* Work item *
Without any alteration, retype the records that appear below.

Dataset rows describing interfaces

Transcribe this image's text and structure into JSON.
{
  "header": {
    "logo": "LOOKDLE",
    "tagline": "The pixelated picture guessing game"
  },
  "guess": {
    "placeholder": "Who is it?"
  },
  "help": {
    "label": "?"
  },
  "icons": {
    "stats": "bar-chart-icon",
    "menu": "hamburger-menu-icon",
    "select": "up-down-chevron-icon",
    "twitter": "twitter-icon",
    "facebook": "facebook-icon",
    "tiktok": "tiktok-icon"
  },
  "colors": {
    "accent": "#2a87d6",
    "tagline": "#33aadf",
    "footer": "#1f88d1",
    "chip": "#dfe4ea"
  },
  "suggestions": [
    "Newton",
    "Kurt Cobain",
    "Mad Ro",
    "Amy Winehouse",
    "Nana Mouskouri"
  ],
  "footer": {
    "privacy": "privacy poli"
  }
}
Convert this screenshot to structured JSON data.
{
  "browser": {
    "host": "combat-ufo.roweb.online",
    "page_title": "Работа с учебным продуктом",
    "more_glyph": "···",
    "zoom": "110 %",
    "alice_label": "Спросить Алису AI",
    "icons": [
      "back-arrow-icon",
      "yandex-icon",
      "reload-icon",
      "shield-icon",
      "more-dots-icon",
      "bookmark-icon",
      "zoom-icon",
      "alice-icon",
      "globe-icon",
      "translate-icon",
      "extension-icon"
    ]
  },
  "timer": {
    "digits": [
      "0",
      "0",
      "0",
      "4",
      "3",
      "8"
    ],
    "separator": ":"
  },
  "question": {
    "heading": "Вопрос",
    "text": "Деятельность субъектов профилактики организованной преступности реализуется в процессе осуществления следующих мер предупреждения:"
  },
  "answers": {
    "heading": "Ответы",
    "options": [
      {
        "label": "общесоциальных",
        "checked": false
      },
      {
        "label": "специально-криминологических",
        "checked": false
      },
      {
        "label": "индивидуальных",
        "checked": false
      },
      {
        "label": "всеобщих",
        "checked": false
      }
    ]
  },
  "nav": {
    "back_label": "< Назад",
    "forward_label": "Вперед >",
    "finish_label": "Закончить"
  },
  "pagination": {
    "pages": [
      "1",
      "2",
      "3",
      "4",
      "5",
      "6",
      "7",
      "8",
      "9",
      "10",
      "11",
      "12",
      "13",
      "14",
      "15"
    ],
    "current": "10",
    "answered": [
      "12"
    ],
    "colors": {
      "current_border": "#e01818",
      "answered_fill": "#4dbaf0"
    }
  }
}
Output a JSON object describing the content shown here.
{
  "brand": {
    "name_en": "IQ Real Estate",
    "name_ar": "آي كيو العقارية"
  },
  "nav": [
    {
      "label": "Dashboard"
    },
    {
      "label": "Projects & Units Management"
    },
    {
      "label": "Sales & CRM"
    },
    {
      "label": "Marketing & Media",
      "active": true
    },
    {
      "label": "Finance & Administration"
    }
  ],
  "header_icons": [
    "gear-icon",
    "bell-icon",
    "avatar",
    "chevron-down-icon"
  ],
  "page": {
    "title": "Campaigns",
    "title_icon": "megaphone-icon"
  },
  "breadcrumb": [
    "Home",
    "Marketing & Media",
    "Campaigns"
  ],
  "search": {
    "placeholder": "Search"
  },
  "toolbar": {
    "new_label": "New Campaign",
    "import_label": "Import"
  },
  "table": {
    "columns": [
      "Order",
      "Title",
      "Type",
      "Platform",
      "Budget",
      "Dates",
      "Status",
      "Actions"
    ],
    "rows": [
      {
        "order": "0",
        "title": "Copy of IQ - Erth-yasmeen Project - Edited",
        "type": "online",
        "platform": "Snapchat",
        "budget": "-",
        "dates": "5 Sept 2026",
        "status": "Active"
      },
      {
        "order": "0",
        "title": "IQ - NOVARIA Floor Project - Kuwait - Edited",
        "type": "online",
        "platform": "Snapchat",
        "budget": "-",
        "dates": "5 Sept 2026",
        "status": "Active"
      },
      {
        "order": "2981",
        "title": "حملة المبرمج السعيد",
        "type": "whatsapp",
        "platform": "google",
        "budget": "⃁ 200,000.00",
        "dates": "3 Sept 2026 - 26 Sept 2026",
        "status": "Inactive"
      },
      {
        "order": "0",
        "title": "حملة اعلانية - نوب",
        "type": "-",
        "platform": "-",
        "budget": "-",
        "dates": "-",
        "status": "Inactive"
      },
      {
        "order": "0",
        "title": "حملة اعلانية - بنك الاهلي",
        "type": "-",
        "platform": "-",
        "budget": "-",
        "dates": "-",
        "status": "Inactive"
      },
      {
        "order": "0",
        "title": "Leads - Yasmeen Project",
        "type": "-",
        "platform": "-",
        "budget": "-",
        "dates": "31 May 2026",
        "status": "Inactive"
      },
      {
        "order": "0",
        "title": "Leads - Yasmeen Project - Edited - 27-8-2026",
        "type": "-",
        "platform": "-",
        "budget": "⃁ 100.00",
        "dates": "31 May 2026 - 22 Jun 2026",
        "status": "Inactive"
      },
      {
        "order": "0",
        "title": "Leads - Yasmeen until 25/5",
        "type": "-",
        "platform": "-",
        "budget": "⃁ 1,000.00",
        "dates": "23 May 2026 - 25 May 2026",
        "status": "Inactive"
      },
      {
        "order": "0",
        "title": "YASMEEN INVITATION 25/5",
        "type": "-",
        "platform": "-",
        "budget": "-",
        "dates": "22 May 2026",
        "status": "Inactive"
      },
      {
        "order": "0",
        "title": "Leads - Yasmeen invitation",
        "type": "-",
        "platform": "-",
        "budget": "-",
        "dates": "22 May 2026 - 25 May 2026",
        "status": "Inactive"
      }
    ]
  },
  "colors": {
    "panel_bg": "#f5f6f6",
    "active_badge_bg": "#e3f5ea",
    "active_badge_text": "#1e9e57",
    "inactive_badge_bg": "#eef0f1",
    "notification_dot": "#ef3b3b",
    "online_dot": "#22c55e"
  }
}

* Reply *
Transcribe this image's text and structure into JSON.
{
  "header": {
    "logo": "LOOKDLE",
    "tagline": "The pixelated picture guessing game"
  },
  "guess": {
    "placeholder": "Who is it?"
  },
  "help": {
    "label": "?"
  },
  "icons": {
    "stats": "bar-chart-icon",
    "menu": "hamburger-menu-icon",
    "select": "up-down-chevron-icon",
    "twitter": "twitter-icon",
    "facebook": "facebook-icon",
    "tiktok": "tiktok-icon"
  },
  "colors": {
    "accent": "#2a87d6",
    "tagline": "#33aadf",
    "footer": "#1f88d1",
    "chip": "#dfe4ea"
  },
  "suggestions": [
    "Newton",
    "Kurt Cobain",
    "Mad Ro",
    "Amy Winehouse",
    "Nana Mouskouri"
  ],
  "footer": {
    "privacy": "privacy poli"
  }
}
Convert this screenshot to structured JSON data.
{
  "browser": {
    "host": "combat-ufo.roweb.online",
    "page_title": "Работа с учебным продуктом",
    "more_glyph": "···",
    "zoom": "110 %",
    "alice_label": "Спросить Алису AI",
    "icons": [
      "back-arrow-icon",
      "yandex-icon",
      "reload-icon",
      "shield-icon",
      "more-dots-icon",
      "bookmark-icon",
      "zoom-icon",
      "alice-icon",
      "globe-icon",
      "translate-icon",
      "extension-icon"
    ]
  },
  "timer": {
    "digits": [
      "0",
      "0",
      "0",
      "4",
      "3",
      "8"
    ],
    "separator": ":"
  },
  "question": {
    "heading": "Вопрос",
    "text": "Деятельность субъектов профилактики организованной преступности реализуется в процессе осуществления следующих мер предупреждения:"
  },
  "answers": {
    "heading": "Ответы",
    "options": [
      {
        "label": "общесоциальных",
        "checked": false
      },
      {
        "label": "специально-криминологических",
        "checked": false
      },
      {
        "label": "индивидуальных",
        "checked": false
      },
      {
        "label": "всеобщих",
        "checked": false
      }
    ]
  },
  "nav": {
    "back_label": "< Назад",
    "forward_label": "Вперед >",
    "finish_label": "Закончить"
  },
  "pagination": {
    "pages": [
      "1",
      "2",
      "3",
      "4",
      "5",
      "6",
      "7",
      "8",
      "9",
      "10",
      "11",
      "12",
      "13",
      "14",
      "15"
    ],
    "current": "10",
    "answered": [
      "12"
    ],
    "colors": {
      "current_border": "#e01818",
      "answered_fill": "#4dbaf0"
    }
  }
}
Output a JSON object describing the content shown here.
{
  "brand": {
    "name_en": "IQ Real Estate",
    "name_ar": "آي كيو العقارية"
  },
  "nav": [
    {
      "label": "Dashboard"
    },
    {
      "label": "Projects & Units Management"
    },
    {
      "label": "Sales & CRM"
    },
    {
      "label": "Marketing & Media",
      "active": true
    },
    {
      "label": "Finance & Administration"
    }
  ],
  "header_icons": [
    "gear-icon",
    "bell-icon",
    "avatar",
    "chevron-down-icon"
  ],
  "page": {
    "title": "Campaigns",
    "title_icon": "megaphone-icon"
  },
  "breadcrumb": [
    "Home",
    "Marketing & Media",
    "Campaigns"
  ],
  "search": {
    "placeholder": "Search"
  },
  "toolbar": {
    "new_label": "New Campaign",
    "import_label": "Import"
  },
  "table": {
    "columns": [
      "Order",
      "Title",
      "Type",
      "Platform",
      "Budget",
      "Dates",
      "Status",
      "Actions"
    ],
    "rows": [
      {
        "order": "0",
        "title": "Copy of IQ - Erth-yasmeen Project - Edited",
        "type": "online",
        "platform": "Snapchat",
        "budget": "-",
        "dates": "5 Sept 2026",
        "status": "Active"
      },
      {
        "order": "0",
        "title": "IQ - NOVARIA Floor Project - Kuwait - Edited",
        "type": "online",
        "platform": "Snapchat",
        "budget": "-",
        "dates": "5 Sept 2026",
        "status": "Active"
      },
      {
        "order": "2981",
        "title": "حملة المبرمج السعيد",
        "type": "whatsapp",
        "platform": "google",
        "budget": "⃁ 200,000.00",
        "dates": "3 Sept 2026 - 26 Sept 2026",
        "status": "Inactive"
      },
      {
        "order": "0",
        "title": "حملة اعلانية - نوب",
        "type": "-",
        "platform": "-",
        "budget": "-",
        "dates": "-",
        "status": "Inactive"
      },
      {
        "order": "0",
        "title": "حملة اعلانية - بنك الاهلي",
        "type": "-",
        "platform": "-",
        "budget": "-",
        "dates": "-",
        "status": "Inactive"
      },
      {
        "order": "0",
        "title": "Leads - Yasmeen Project",
        "type": "-",
        "platform": "-",
        "budget": "-",
        "dates": "31 May 2026",
        "status": "Inactive"
      },
      {
        "order": "0",
        "title": "Leads - Yasmeen Project - Edited - 27-8-2026",
        "type": "-",
        "platform": "-",
        "budget": "⃁ 100.00",
        "dates": "31 May 2026 - 22 Jun 2026",
        "status": "Inactive"
      },
      {
        "order": "0",
        "title": "Leads - Yasmeen until 25/5",
        "type": "-",
        "platform": "-",
        "budget": "⃁ 1,000.00",
        "dates": "23 May 2026 - 25 May 2026",
        "status": "Inactive"
      },
      {
        "order": "0",
        "title": "YASMEEN INVITATION 25/5",
        "type": "-",
        "platform": "-",
        "budget": "-",
        "dates": "22 May 2026",
        "status": "Inactive"
      },
      {
        "order": "0",
        "title": "Leads - Yasmeen invitation",
        "type": "-",
        "platform": "-",
        "budget": "-",
        "dates": "22 May 2026 - 25 May 2026",
        "status": "Inactive"
      }
    ]
  },
  "colors": {
    "panel_bg": "#f5f6f6",
    "active_badge_bg": "#e3f5ea",
    "active_badge_text": "#1e9e57",
    "inactive_badge_bg": "#eef0f1",
    "notification_dot": "#ef3b3b",
    "online_dot": "#22c55e"
  }
}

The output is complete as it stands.